Half of the £600 million earmarked to support the conversion of schools into academies will be handed to existing multi-academy trusts.
The Department for Education has finally released the breakdown of the funding to convert all schools by “building capacity” in the system. However, it has confirmed that just £300 million will be handed to schools and sponsors turning around failing establishments.
In a written answer to a question from Lord Hunt, a Labour peer, academies minister Lord Nash said the £600 million allocated through last autumn’s spending review and this year’s budget would be split down the middle, with £300 million to be spent on helping “strong and effective” trusts to “grow and improve”.
The government, which previously said the amount available would be “more than £500 million” and had not set out its plans to distribute the cash, now faces questions over the decision.
Lucy Powell, the shadow education secretary, told Schools Week there was “no transparency or accountability” over the decision on how the money would be distributed: “The opaque nature of funds distributed by regional schools commissioners to these chains will raise eyebrows.”
Although a plan to force all schools in England to become academies by 2022 has been abandoned, ministers have said they remain committed to the idea of a fully academised system and that it is expected the conversion fund will be spent as planned.
Under a compromise deal announced earlier this month, the government will now focus on converting all schools in areas where the local council is found to be either “underperforming” or “financially unviable”, although the metrics by which they will be judged are yet to be revealed.
Russell Hobby, the general secretary of the National Association of Head Teachers, has questioned the decision to allocate such a large chunk of the money to existing trusts.
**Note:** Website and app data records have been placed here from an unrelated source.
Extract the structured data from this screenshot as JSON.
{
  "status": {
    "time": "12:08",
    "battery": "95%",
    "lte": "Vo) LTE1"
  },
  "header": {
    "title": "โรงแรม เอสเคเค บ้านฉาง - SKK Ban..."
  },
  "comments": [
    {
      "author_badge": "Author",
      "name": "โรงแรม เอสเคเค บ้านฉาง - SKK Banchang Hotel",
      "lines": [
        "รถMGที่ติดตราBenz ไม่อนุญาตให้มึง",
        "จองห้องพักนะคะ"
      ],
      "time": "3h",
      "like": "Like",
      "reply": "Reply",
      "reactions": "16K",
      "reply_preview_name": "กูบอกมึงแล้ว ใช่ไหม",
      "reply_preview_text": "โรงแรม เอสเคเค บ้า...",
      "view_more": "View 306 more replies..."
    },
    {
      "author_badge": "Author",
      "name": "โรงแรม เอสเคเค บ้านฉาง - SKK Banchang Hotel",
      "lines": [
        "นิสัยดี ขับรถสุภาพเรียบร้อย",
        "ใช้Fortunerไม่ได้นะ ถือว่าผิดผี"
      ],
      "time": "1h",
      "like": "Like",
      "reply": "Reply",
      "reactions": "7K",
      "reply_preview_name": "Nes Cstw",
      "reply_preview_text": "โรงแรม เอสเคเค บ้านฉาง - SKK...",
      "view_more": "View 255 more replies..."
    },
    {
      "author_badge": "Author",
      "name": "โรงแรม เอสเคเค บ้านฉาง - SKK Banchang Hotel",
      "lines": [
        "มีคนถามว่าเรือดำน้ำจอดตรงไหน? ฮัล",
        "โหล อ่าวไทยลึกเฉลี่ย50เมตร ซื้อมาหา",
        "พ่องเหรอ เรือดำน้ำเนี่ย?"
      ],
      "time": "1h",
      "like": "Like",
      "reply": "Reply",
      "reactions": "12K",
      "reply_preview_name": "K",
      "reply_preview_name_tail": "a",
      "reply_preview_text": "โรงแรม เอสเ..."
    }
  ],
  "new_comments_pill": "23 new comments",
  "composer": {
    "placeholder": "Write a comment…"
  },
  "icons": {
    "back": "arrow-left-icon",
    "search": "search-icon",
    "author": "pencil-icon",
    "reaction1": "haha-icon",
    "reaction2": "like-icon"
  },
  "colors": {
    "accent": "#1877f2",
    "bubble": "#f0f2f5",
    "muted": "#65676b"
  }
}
“This is a large sum to be spent, in part, on forcing already good and outstanding schools to do something they don’t want or need to do,” he said.
“The funds could be better targeted to build capacity where it is needed.”
Under its new proposals, the government will look to existing trusts to pick up a lot of the schools that are forced to convert. But this is not without its pitfalls, as several of the more prominent chains have run into financial difficulties amid fears that they grew too quickly.
While the government has told trusts such as E-ACT and the Academies Enterprise Trust that they cannot take on any more schools for the time being, others, including Reach2 and Plymouth CAST, would have difficulty demonstrating improvement because so few of their existing schools have been inspected since conversion.
Janet Downs, a campaigner with the Local Schools Network, has also questioned whether £300 million would be enough.
“I calculated that converting all remaining schools into academies would cost nearly £500 million in legal fees alone; £300 million would be £200 million short. Would the shortfall be filled by nibbling at the education budget?”
A government spokesperson said ministers had “always been clear” that they had “more than £500 million available in this parliament”.
“This funding comes on top of the government’s protection to the core schools budget which will be more than £40 billion next year, including the pupil premium – funding worth £2.5 billion a year targeted at the most